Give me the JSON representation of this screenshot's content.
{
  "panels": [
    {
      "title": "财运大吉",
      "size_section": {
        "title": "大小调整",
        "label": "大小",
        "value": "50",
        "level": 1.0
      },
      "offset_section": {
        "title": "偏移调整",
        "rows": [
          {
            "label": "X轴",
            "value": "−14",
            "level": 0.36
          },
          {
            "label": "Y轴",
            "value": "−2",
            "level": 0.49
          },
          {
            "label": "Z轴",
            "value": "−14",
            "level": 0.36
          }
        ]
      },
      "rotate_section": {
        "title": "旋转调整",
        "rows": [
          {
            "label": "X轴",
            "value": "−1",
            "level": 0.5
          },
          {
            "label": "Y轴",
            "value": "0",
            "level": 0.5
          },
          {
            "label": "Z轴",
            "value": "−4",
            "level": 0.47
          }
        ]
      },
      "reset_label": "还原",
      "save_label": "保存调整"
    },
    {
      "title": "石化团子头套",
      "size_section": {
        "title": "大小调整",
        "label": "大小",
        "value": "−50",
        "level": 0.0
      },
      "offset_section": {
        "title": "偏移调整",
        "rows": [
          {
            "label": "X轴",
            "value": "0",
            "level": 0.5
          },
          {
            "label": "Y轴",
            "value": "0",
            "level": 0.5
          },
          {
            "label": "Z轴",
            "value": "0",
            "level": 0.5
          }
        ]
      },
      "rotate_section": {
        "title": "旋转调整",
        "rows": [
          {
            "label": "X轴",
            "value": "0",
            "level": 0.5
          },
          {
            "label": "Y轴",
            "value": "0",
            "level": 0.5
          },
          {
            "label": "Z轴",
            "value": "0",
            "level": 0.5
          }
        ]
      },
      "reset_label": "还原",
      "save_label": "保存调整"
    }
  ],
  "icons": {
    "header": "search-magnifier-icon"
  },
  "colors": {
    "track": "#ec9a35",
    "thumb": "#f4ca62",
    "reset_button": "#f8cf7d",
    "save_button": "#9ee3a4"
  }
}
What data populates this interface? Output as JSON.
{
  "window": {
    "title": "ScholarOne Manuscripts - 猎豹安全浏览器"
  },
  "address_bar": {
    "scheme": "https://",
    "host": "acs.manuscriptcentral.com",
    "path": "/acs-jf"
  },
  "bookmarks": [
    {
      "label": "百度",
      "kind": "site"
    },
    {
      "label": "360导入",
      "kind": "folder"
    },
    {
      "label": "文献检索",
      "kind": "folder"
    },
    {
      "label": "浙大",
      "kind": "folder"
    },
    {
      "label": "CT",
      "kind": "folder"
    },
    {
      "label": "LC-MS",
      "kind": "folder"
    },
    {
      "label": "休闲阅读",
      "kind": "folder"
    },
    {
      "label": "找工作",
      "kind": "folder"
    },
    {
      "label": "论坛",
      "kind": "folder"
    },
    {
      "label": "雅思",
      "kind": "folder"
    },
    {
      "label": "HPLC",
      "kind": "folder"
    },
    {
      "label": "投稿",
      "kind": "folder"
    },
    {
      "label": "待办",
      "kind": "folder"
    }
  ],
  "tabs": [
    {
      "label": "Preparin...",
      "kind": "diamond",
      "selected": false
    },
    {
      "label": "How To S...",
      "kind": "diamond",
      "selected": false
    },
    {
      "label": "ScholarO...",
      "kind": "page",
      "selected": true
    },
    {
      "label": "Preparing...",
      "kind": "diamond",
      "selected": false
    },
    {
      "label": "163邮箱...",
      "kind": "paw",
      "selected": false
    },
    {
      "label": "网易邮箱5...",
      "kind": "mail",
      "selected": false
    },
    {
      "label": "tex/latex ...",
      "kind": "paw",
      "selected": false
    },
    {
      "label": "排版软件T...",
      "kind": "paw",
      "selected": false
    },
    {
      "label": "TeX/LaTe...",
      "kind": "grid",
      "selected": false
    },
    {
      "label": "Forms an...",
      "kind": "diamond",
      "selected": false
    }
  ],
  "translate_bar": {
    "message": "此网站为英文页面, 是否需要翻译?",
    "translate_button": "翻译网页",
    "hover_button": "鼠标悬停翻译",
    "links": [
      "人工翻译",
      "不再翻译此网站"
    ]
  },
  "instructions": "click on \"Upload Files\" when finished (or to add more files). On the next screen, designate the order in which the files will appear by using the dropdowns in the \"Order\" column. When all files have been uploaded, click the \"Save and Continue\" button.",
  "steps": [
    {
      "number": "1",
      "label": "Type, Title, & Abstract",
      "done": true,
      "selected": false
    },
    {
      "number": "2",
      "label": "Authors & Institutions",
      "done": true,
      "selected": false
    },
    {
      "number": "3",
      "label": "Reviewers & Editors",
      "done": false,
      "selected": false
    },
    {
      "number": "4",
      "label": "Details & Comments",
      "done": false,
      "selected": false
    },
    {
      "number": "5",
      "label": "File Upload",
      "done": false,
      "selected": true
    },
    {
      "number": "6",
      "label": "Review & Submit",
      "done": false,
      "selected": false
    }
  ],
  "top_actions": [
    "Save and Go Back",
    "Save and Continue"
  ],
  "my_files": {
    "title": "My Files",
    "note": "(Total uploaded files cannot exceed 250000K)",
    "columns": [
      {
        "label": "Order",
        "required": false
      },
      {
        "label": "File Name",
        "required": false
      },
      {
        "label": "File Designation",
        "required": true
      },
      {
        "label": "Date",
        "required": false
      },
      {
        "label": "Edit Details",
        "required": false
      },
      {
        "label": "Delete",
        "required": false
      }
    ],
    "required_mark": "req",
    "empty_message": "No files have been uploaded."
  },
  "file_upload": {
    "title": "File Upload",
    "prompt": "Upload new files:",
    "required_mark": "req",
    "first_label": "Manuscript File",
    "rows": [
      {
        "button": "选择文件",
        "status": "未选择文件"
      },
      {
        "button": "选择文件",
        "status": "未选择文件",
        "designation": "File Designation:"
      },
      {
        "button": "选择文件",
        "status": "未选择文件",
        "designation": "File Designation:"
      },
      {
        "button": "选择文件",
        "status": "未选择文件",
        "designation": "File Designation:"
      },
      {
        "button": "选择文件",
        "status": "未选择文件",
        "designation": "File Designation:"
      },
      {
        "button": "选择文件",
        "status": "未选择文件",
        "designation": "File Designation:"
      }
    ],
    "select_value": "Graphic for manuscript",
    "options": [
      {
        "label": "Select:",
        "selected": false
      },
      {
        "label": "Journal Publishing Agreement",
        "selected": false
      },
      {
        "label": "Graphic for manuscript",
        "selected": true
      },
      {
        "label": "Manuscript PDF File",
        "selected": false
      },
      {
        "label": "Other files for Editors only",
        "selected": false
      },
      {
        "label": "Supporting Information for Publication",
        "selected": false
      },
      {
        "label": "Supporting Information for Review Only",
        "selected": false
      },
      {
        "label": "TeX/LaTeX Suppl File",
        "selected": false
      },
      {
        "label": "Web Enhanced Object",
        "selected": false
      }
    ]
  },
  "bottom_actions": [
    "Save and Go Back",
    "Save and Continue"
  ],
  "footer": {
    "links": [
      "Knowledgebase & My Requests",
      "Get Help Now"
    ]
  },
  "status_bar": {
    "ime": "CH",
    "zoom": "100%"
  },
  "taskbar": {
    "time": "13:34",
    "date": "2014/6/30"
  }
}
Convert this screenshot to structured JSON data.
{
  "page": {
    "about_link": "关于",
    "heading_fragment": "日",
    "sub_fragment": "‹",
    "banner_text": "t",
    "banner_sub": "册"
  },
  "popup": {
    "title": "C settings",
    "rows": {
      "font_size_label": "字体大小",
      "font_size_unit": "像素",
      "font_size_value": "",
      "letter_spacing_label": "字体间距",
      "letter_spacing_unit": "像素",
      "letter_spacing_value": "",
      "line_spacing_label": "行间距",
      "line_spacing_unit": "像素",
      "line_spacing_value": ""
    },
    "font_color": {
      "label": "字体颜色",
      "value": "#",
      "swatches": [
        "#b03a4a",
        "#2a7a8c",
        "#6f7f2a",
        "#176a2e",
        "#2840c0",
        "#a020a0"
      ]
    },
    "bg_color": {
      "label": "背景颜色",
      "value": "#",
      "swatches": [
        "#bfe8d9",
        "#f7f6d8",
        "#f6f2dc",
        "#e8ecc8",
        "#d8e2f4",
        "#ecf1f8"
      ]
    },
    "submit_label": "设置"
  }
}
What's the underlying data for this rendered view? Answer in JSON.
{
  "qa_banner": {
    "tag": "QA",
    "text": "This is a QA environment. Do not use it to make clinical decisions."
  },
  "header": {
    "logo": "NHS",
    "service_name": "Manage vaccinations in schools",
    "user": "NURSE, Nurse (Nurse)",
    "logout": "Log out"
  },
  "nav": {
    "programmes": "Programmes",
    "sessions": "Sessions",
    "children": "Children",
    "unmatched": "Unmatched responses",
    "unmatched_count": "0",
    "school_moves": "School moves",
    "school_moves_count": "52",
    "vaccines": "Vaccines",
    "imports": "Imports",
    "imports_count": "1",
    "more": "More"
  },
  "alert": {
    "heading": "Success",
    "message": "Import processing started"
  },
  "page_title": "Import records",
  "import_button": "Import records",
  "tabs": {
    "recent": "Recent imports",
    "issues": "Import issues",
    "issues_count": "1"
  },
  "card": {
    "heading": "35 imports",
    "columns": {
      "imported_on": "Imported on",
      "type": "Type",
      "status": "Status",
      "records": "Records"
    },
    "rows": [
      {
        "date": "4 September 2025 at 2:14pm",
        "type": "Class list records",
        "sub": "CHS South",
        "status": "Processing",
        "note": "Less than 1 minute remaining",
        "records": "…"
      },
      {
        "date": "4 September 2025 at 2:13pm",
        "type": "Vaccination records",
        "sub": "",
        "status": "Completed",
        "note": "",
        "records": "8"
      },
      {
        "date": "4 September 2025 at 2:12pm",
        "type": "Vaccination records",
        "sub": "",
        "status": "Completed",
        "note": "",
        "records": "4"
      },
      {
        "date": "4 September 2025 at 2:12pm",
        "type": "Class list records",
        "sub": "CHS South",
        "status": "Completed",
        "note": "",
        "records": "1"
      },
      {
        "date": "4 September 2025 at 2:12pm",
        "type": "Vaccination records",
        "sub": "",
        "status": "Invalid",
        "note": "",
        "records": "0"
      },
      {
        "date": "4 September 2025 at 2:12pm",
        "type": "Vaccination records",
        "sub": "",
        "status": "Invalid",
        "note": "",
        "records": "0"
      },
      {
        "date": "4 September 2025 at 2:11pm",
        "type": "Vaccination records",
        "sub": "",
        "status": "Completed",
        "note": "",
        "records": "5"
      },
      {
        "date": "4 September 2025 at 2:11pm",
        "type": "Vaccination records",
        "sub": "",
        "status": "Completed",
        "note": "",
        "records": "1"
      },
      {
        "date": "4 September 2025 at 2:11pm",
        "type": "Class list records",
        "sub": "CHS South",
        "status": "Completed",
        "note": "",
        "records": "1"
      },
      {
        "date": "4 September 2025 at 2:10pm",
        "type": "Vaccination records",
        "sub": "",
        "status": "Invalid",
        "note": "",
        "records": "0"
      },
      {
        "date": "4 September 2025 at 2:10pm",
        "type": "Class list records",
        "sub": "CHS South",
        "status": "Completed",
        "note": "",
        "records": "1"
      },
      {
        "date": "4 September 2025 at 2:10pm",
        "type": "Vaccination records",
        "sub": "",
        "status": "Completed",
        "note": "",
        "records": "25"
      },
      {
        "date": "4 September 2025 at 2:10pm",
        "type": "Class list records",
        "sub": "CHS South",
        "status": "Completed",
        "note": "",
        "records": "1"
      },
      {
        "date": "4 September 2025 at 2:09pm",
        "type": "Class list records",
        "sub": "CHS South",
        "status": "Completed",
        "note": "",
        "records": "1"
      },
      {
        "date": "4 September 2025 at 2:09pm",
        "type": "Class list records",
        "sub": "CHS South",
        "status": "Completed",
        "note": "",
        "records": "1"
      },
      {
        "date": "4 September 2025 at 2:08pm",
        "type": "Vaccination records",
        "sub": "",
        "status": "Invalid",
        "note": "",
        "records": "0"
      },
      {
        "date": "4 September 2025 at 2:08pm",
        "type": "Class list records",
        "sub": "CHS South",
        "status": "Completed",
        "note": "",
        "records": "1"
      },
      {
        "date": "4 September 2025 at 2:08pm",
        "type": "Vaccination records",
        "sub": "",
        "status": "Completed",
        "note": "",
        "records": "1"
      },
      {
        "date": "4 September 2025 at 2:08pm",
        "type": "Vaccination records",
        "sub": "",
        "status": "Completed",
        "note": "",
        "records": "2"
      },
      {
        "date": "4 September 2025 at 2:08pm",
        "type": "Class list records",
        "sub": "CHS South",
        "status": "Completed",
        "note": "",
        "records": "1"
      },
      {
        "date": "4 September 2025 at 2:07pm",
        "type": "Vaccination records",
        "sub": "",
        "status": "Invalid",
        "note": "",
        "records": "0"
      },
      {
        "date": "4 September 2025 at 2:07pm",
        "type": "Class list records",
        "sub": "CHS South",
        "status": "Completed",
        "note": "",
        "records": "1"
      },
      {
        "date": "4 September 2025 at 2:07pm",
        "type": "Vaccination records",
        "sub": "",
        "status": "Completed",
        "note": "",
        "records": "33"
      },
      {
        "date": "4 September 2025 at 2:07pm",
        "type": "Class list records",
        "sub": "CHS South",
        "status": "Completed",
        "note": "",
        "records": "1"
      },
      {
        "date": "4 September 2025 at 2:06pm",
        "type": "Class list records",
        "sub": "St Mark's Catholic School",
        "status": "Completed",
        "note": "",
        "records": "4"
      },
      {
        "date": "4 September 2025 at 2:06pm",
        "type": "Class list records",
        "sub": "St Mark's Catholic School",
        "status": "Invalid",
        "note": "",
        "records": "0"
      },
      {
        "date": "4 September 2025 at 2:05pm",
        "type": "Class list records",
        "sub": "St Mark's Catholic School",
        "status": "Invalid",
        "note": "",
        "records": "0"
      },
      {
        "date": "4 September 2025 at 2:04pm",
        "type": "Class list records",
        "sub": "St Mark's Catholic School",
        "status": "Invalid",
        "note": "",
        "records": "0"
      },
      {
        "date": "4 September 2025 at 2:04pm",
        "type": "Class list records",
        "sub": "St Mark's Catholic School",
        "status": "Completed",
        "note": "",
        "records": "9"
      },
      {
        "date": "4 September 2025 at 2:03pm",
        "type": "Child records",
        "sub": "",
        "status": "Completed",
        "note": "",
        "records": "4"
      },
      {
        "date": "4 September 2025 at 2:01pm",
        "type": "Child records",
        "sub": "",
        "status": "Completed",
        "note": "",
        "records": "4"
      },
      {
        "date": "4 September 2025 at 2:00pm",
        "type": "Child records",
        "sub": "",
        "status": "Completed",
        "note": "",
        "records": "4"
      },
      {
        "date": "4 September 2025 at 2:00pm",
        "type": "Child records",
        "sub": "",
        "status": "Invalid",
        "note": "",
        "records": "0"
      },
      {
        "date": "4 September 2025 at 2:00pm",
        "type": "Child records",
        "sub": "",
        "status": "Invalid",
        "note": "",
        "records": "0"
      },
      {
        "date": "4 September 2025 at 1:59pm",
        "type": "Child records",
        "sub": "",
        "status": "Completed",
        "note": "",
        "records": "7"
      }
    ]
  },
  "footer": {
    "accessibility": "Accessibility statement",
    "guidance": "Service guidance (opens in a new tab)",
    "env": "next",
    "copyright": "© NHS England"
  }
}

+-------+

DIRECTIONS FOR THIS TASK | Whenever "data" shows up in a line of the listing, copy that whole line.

WORKED SOLUTION |
What data populates this interface? Output as JSON.
Convert this screenshot to structured JSON data.
What's the underlying data for this rendered view? Answer in JSON.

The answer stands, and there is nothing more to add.